Most Reverend Jerome E. Listecki
Archbishop of Milwaukee
December 12 is the Feast of Our Lady of Guadalupe. It is quickly recognized as a national celebration for those of Mexican descent, as she is the patroness of Mexico. However, Our Lady of Guadalupe is also the patroness of all the Americas (North and South).
When Our Lady appeared to St. Juan Diego, the Mexican nation was divided among the Spaniards who had colonized the land: the mestizos (mixed blood) and the natives. There was a mistrust and non-acceptance of the basic humanity of the indigenous group. When Mary appeared, she declared herself to be the mother of all.
Mary’s words to Juan Diego: “I am truly your compassionate mother, yours, and all the people who live together in this land and of all the other people of different ancestries, those who love me, those who cry to me, those who seek me, those who trust in me.”
She is depicted as a native woman on the cloak of Juan Diego, which now hangs in the Shrine in Mexico. How could one ever exercise prejudice against a native, if Mary herself was seen as a native?
Is it little wonder that the Church, in her wisdom, should declare Our Lady of Guadalupe patroness of the Americas, calling us to be mindful of our common dignity forged through the blood of Christ? It doesn’t matter what nation we’re from or the color of our skin; we are all Mary’s children. She is our mother because she is His mother.
When I was pastor of St. Ignatius Parish in Chicago, we put on a short presentation on the Feast of Our Lady of Guadalupe, reenacting the events of the apparitions to Juan Diego and his confrontation with the bishop. When a review of the reenactment was published in the following week’s bulletin, it was reported that everyone was credible in acting his or her assigned parts except the role of the bishop, which was tragically weak. Of course, I played the part of the bishop (it seems everyone’s a critic).
Our Lady of Guadalupe’s apparitions at Mount Tepeyac unified a nation. Today, she continues to inspire her children to care for the oppressed and the poor of the world, in the name of her Son, to LOVE ONE ANOTHER.

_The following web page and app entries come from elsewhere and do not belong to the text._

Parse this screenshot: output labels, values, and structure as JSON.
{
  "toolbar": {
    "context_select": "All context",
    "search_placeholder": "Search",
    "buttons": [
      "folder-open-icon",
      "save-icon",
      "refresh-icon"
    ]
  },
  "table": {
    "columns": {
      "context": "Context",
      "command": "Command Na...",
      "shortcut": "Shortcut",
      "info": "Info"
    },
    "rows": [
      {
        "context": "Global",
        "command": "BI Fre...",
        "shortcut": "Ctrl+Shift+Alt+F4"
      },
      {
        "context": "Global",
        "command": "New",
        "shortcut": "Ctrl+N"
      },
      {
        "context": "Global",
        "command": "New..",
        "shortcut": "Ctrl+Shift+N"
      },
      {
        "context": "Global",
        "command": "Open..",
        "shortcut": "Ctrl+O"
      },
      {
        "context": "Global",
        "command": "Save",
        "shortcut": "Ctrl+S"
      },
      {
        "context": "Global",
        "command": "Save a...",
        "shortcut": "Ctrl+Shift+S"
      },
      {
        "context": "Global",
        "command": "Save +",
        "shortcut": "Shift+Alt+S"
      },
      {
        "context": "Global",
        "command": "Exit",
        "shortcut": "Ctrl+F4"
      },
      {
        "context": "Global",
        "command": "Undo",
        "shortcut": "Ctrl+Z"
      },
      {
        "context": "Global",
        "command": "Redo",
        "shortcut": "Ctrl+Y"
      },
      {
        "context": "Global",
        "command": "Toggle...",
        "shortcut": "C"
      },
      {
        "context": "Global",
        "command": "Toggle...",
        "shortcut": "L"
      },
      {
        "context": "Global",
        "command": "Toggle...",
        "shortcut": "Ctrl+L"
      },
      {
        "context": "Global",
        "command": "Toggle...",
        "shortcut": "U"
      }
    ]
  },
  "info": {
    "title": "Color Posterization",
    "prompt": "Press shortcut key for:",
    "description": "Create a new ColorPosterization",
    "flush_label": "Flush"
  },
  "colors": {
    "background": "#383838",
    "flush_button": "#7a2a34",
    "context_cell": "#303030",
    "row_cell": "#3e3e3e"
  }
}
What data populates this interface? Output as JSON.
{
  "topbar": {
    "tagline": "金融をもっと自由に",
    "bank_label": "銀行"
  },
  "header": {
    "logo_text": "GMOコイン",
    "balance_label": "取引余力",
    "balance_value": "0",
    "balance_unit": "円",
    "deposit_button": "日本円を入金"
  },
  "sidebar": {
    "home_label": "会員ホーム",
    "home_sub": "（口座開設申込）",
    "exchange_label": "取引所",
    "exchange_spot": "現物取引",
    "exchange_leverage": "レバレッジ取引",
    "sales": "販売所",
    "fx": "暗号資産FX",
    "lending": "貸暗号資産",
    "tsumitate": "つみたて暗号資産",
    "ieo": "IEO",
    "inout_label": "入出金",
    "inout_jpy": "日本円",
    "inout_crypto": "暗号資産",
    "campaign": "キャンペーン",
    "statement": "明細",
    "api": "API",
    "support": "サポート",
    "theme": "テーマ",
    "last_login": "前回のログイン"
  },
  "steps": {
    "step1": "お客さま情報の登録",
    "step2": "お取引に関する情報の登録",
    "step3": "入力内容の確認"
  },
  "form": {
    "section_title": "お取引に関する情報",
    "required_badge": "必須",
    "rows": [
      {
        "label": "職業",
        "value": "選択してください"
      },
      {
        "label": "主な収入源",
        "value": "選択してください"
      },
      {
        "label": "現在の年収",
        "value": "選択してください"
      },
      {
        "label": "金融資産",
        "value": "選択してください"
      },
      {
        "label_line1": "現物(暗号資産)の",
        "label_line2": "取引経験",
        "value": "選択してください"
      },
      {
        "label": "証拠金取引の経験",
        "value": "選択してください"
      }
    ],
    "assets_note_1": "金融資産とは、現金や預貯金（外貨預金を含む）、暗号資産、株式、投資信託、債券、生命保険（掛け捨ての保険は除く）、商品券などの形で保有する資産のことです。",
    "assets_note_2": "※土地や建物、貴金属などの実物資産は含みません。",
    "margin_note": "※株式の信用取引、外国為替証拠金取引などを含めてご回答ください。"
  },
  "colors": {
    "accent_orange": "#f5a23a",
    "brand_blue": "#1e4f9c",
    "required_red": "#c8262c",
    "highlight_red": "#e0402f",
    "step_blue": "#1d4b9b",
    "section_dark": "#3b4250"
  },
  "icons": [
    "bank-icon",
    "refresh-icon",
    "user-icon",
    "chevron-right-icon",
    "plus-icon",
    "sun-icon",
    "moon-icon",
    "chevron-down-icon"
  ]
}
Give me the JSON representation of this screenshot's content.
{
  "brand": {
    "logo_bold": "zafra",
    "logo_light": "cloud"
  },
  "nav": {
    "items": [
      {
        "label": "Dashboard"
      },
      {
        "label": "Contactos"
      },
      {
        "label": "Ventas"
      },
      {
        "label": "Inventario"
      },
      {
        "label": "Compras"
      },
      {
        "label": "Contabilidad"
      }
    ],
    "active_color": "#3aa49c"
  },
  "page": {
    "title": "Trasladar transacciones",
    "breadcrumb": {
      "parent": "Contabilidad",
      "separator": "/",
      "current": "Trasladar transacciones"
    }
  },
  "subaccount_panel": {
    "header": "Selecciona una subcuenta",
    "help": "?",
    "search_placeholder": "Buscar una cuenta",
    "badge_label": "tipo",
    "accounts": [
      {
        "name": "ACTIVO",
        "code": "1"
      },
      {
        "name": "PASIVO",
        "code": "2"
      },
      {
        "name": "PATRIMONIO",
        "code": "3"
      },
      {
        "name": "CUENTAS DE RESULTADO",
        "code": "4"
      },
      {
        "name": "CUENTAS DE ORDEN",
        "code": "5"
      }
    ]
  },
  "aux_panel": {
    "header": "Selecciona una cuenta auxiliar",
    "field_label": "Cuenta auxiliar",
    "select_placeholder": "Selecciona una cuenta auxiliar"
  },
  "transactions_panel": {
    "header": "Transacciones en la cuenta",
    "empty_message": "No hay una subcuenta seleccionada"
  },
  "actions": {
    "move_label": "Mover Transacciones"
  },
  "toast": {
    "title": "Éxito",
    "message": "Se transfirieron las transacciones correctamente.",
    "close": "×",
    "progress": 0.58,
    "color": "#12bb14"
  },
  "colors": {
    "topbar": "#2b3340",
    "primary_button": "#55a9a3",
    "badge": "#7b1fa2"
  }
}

Note: This blog originally appeared as the December 11, 2012 "Love One Another" email sent to Catholics throughout the Archdiocese of Milwaukee by Archbishop Jerome E. Listecki. If you are interested in signing up for these email messages, please click here.